Why Your Credit Is Relevant to Insurance Providers
On the surface it is often difficult for consumers to understand why credit should be a factor in their insurance premiums. After all, your credit has nothing to do with your driving record or your responsibility as a home owner, right? Why should you be charged a higher premium just because of credit problems? Yet like it or not, credit-based insurance scores have been proven time and time again to be effective at predicting risk for insurance companies.
Insurance companies, just like lenders and any other type of for-profit organization for that matter, are in business to make money. Reducing risk is one way that companies can increase their profits. Credit scores are designed to help companies predict and, by extension, reduce risk.
Lenders, for example, want to reduce the risk of loaning money to borrowers who will not pay back their debts according to the terms of their agreements. So what type of risk do insurance companies want to predict and reduce? It is not the risk of customers failing to pay their premiums as agreed. Instead, insurance companies want to more accurately predict the risk of doing business with consumers who are likely to file claims.
Where insurance companies are concerned the fewer claims which are filed by their customers the more profit the companies are able to turn. Credit-based insurance scores are designed to help predict the risk of a consumer filing a claim. Believe it or not, how you manage your credit can actually be very predictive of your likelihood to file an insurance claim.
The Scores Are Different
Keep in mind that credit-based insurance scores are not the same credit scores you would see if you checked your credit online. They are not the same scores a lender would see if you applied for a new loan either. Credit-based insurance scores are built based upon a combination of your credit report data and a variety of other information (driving record, number of past claims filed, etc.). The scores are custom designed by companies like FICO and LexisNexis to predict the likelihood that an insurance company will experience a financial loss when taking you on as a customer.
What Happens If You Have a Low Credit-Based Insurance Score?
If your credit-based insurance score is poor, the bad news is that it could absolutely effect your ability to qualify for new (or even renewed) insurance coverage. Some insurance companies may decide that you are not a customer with whom they wish to do business based upon the condition of your credit. Other insurance companies may still be willing to take you on as a customer; however, you should expect to pay a higher insurance premium than you would have been charged if your credit were in better shape.

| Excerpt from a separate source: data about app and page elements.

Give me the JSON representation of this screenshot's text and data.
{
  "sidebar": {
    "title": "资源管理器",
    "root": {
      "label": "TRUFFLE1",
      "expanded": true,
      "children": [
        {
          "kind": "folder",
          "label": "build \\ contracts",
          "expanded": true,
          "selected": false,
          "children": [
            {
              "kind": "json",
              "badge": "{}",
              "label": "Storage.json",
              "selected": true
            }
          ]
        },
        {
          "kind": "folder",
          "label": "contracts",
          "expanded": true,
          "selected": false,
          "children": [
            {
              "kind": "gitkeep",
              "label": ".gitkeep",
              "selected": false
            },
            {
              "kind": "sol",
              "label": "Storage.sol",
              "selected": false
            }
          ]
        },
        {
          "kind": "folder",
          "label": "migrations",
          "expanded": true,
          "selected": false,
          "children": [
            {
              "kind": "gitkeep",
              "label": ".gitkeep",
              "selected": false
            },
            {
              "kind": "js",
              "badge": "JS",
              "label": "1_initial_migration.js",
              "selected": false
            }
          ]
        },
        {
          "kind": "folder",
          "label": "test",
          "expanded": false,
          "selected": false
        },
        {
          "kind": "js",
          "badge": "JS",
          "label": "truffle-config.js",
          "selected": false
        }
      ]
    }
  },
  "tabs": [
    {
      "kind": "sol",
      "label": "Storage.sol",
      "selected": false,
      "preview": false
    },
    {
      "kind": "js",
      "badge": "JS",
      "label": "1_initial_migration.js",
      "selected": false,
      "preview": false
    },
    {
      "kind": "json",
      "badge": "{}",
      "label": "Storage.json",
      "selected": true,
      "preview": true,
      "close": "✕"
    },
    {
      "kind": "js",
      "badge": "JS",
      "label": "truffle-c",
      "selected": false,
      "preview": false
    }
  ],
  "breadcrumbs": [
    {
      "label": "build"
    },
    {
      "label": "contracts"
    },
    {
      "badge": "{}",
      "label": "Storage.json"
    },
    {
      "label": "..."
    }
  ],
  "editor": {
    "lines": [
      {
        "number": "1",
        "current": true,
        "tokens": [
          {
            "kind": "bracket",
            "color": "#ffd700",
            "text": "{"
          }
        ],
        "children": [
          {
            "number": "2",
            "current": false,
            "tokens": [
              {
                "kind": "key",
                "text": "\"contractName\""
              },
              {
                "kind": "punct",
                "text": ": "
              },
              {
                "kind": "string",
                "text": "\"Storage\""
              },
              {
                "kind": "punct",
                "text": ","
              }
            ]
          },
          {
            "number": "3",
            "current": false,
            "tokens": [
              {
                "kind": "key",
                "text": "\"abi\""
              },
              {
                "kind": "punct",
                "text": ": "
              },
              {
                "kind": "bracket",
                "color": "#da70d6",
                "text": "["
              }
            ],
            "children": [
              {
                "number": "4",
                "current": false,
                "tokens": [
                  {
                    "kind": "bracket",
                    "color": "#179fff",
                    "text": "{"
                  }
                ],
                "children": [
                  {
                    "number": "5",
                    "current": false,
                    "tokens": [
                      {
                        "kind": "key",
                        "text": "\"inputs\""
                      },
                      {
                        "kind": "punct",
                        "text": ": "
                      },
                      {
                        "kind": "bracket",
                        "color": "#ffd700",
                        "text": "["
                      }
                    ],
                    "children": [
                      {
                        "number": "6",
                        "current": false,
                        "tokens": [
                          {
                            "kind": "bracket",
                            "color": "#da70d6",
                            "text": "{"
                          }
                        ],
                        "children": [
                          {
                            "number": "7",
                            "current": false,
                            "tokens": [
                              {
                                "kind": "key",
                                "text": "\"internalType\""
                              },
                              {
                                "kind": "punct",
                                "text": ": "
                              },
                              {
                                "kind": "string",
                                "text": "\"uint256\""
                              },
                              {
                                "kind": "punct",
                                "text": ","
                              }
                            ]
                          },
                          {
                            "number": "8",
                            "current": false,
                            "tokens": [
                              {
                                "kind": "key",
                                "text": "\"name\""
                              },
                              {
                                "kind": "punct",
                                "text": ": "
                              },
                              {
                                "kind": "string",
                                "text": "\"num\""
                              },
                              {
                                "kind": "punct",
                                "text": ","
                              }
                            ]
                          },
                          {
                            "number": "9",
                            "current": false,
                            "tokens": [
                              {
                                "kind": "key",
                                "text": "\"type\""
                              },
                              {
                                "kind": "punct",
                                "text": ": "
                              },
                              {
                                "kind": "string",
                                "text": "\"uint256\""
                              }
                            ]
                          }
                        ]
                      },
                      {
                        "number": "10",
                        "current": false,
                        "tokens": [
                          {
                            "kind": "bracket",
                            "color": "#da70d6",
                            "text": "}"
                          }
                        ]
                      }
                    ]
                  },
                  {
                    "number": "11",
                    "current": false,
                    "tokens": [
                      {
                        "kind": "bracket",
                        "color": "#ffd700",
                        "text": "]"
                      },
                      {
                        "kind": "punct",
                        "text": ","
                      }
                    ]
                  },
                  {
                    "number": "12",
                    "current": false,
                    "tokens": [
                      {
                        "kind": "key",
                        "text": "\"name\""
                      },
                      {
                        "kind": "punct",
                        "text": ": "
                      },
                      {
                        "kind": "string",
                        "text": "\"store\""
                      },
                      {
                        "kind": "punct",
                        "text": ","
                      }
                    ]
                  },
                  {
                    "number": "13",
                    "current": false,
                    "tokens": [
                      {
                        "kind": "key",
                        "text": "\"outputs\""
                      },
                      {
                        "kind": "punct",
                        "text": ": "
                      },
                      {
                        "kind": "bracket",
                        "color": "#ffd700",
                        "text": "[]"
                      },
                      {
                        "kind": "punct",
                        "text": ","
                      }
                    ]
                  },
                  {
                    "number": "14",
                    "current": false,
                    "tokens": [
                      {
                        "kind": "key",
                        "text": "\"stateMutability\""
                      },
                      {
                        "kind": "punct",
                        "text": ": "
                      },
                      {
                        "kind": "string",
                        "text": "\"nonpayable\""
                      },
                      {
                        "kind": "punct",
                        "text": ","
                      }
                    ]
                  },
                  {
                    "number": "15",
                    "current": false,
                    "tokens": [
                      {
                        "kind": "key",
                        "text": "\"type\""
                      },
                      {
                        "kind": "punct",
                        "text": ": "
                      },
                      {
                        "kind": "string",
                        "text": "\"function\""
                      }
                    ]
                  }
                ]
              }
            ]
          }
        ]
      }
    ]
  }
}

If you are turned down for coverage or charged more for the coverage you receive the good news is that you do not have to just sit back and accept the situation as your permanent reality. You can certainly take steps to begin improving your credit for the future. Just because you have credit problems today does not mean that you are destined to spend the rest of your life in the same situation. Want professional help to make a change? Call our Credit Pros at 800-411-3050 or CLICK HERE to schedule a free consultation.